Many people seem to be addicted to the pursuit of giving everything a label. Nothing can just exist. It must be titled, categorized and classified.
For example, every bookstore is filled with field guides for the amateur naturalist. It is not enough to appreciate and enjoy a bird for its beauty and song alone. It has to have a name. The bird watcher can look up smugly from his field guide and declare “That was a yellow-billed Cuckoo,” and feel that somehow by naming the bird he has put it in its proper place. Yet he may understand little or nothing about the bird’s behavioral patterns, diet, habitat, breeding, or any of the other things that make a Yellow-billed Cuckoo different from a Yellow-bellied Sapsucker, or a Yellow-breasted Chat.
Label makers find especially fertile ground in the field of religion. To them, every belief and every believer must be neatly tucked away into a slot.
When I was growing up in the mountains of East Tennessee, they called people at the church I attended at that time “Holy Rollers.” Kids at school would ask me if it were true that in our church we turned off the lights and rolled on the floor. We didn’t but sometimes I think we came close.
“Holy Roller” was considered a slangy term which our church indignantly disclaimed. Long before my time, way back in 1915, the Church of God denomination had passed a resolution repudiating the title as a “slanderous and malignant offense.” My parents taught me early that I was not a “Holy Roller.” If not a Holy Roller, then I wanted to know what I was.
“Protestant” is one answer I received. However, the term “protestant” is a most negative one, and in my own personal spiritual pilgrimage I have discovered that serving God is the most positive lifestyle one can live. I’m not protesting anything. Perhaps “Catholic” would be a more apt term to describe the way I feel about the church, for I see myself as a part of the universal, or catholic, body of Christ. Yet many who belong to the Roman branch of the church might not appreciate my saying I am Catholic unless I give allegiance to the Pope.
While studying theology in college a teacher informed me that I was a “Fundamentalist.” In fact I do believe in the fundamental tenants of the Christian faith. But as a writer I have been attacked more by Fundamentalist Christians than any other group. From many angry letters-to-the-editor I’ve learned that many Fundamentalists don’t consider me a part of their camp.

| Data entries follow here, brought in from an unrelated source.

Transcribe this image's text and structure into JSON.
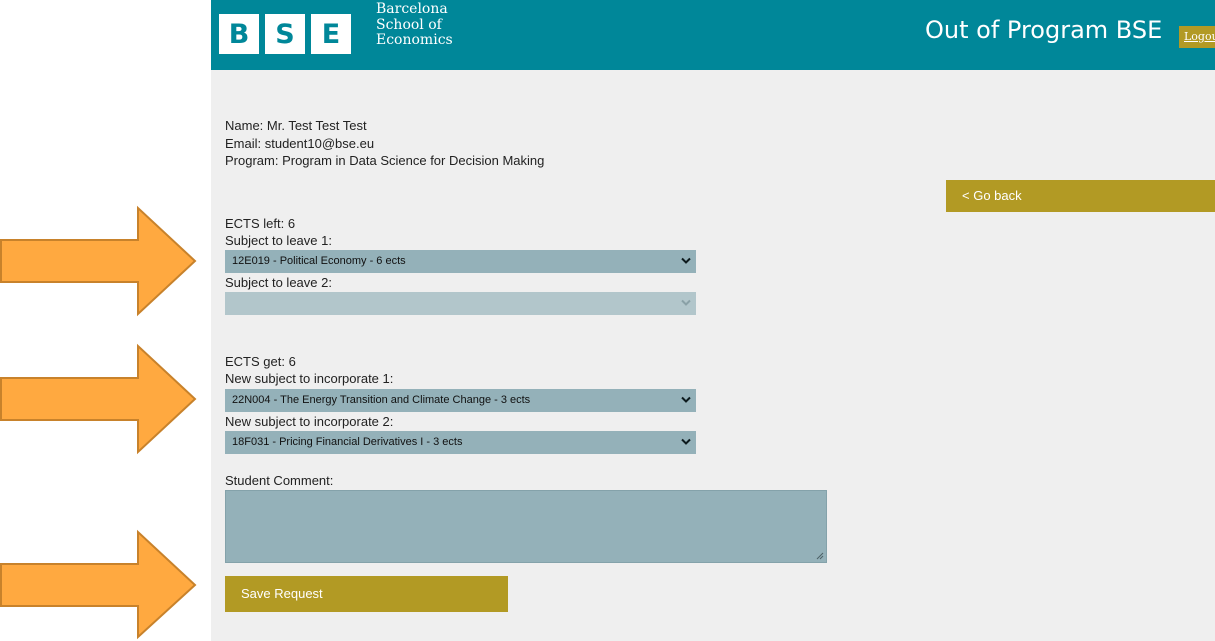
{
  "header": {
    "logo_letters": [
      "B",
      "S",
      "E"
    ],
    "logo_text": [
      "Barcelona",
      "School of",
      "Economics"
    ],
    "app_title": "Out of Program BSE",
    "logout_label": "Logout"
  },
  "student": {
    "name_line": "Name: Mr. Test Test Test",
    "email_line": "Email: student10@bse.eu",
    "program_line": "Program: Program in Data Science for Decision Making"
  },
  "go_back_label": "< Go back",
  "leave": {
    "ects_line": "ECTS left: 6",
    "subject1_label": "Subject to leave 1:",
    "subject1_value": "12E019 - Political Economy - 6 ects",
    "subject2_label": "Subject to leave 2:",
    "subject2_value": ""
  },
  "incorporate": {
    "ects_line": "ECTS get: 6",
    "subject1_label": "New subject to incorporate 1:",
    "subject1_value": "22N004 - The Energy Transition and Climate Change - 3 ects",
    "subject2_label": "New subject to incorporate 2:",
    "subject2_value": "18F031 - Pricing Financial Derivatives I - 3 ects"
  },
  "comment": {
    "label": "Student Comment:",
    "value": ""
  },
  "save_label": "Save Request",
  "colors": {
    "header_teal": "#008799",
    "gold": "#b29a24",
    "select_bg": "#94b1b9",
    "arrow_orange": "#ffa940"
  }
}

“Pentecostal” is a category into which many would put me. Yet Pentecostals themselves are so divided that I have a difficult time deciding into which of their slots I fit, if any. There are classical, neo, progressive, old line, liberated and post-Pentecostals, to name a few. Some Pentecostals have called me “Charismatic,” but most hard-core Charismatics don’t consider me to be one of them.

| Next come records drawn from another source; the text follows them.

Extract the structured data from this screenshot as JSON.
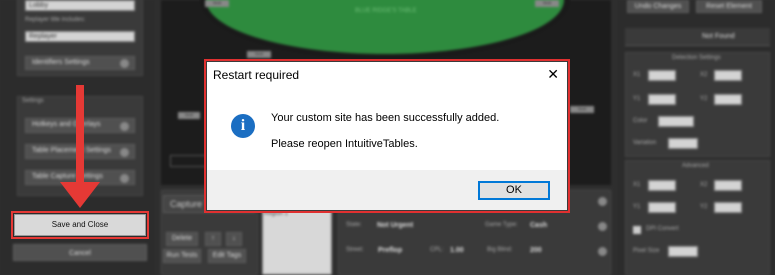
{
  "left": {
    "field1_value": "Lobby",
    "replayer_label": "Replayer title includes:",
    "replayer_value": "Replayer",
    "identifiers_button": "Identifiers Settings",
    "settings_title": "Settings",
    "settings_items": [
      {
        "label": "Hotkeys and Overlays"
      },
      {
        "label": "Table Placement Settings"
      },
      {
        "label": "Table Capture Settings"
      }
    ],
    "save_close": "Save and Close",
    "cancel": "Cancel"
  },
  "center": {
    "table_text": "BLUE RIDGE'S TABLE",
    "seats": [
      "Seat",
      "Seat",
      "Seat",
      "Seat",
      "Seat"
    ],
    "capture_label": "Capture T",
    "delete_btn": "Delete",
    "up_btn": "↑",
    "down_btn": "↓",
    "run_tests_btn": "Run Tests",
    "edit_tags_btn": "Edit Tags",
    "region_label": "Region 1",
    "state_label": "State:",
    "state_value": "Not Urgent",
    "game_type_label": "Game Type:",
    "game_type_value": "Cash",
    "street_label": "Street:",
    "street_value": "Preflop",
    "cpl_label": "CPL:",
    "cpl_value": "1.00",
    "big_blind_label": "Big Blind:",
    "big_blind_value": "200"
  },
  "right": {
    "undo_btn": "Undo Changes",
    "reset_btn": "Reset Element",
    "status": "Not Found",
    "detection_title": "Detection Settings",
    "x1": "X1",
    "x2": "X2",
    "y1": "Y1",
    "y2": "Y2",
    "color_label": "Color",
    "variation_label": "Variation",
    "advanced_title": "Advanced",
    "dpi_convert": "DPI Convert",
    "pixel_size": "Pixel Size"
  },
  "dialog": {
    "title": "Restart required",
    "close": "✕",
    "message1": "Your custom site has been successfully added.",
    "message2": "Please reopen IntuitiveTables.",
    "ok": "OK",
    "info_glyph": "i"
  }
}
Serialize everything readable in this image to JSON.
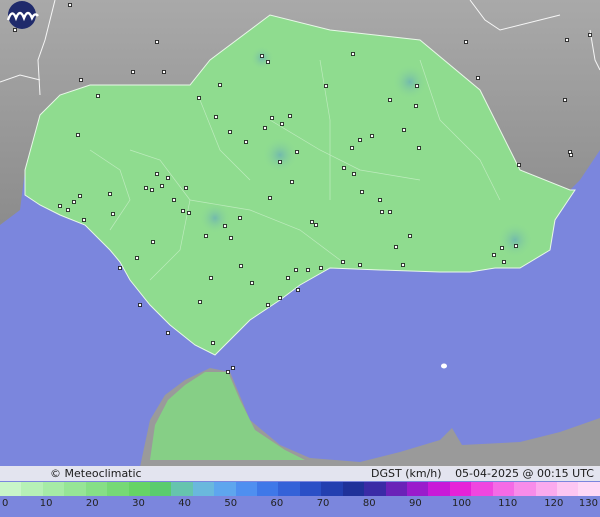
{
  "map": {
    "credit": "© Meteoclimatic",
    "variable": "DGST (km/h)",
    "datetime": "05-04-2025 @ 00:15 UTC",
    "colors": {
      "sea": "#7b86dd",
      "land_outside": "#9a9a9a",
      "region": "#8fdc8f",
      "border": "#ffffff"
    },
    "logo_icon": "meteoclimatic-logo-icon",
    "station_icon": "station-marker-icon"
  },
  "legend": {
    "ticks": [
      "0",
      "10",
      "20",
      "30",
      "40",
      "50",
      "60",
      "70",
      "80",
      "90",
      "100",
      "110",
      "120",
      "130"
    ],
    "colors": [
      "#c8f5c8",
      "#b6f0b6",
      "#a6eba6",
      "#96e596",
      "#86df86",
      "#76d976",
      "#66d466",
      "#5acc6e",
      "#66c4ae",
      "#6ab8dd",
      "#5ea6ee",
      "#4f8ff0",
      "#3f78e8",
      "#3462d8",
      "#2a4fc6",
      "#233fb0",
      "#1f3199",
      "#3a2ba6",
      "#6a22b8",
      "#9a1ccc",
      "#c81ad8",
      "#e622d8",
      "#f046e0",
      "#f56ae6",
      "#f88cea",
      "#fbaaee",
      "#fdc6f2",
      "#fed8f6"
    ]
  }
}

Many of the terms people use to distinguish themselves are broad almost to the point of being meaningless. For example, some say they are “New Testament Christians,” but whoever heard of a Christian who disclaimed the New Testament? Many call themselves “Full Gospel,” but no one admits to being “Half Gospel.” Others use the term “Spirit Filled,” and so do I, yet, the term is open to a score of different theological interpretations.
“Born Again” once seemed to me a powerful term which adequately described the dramatic change Christ makes in a life. However, in recent years that term has been so secularized that it has lost its original punch. At times I have referred to myself as an “Evangelical,” but some people always mistake that to mean that I have the gift of an evangelist, which I don’t.
So please don’t put me in a box. If I have a label I’m sure to fall short of somebody’s expectations. Really, it takes all the effort I’ve got just to try to live up to the name “Christian.”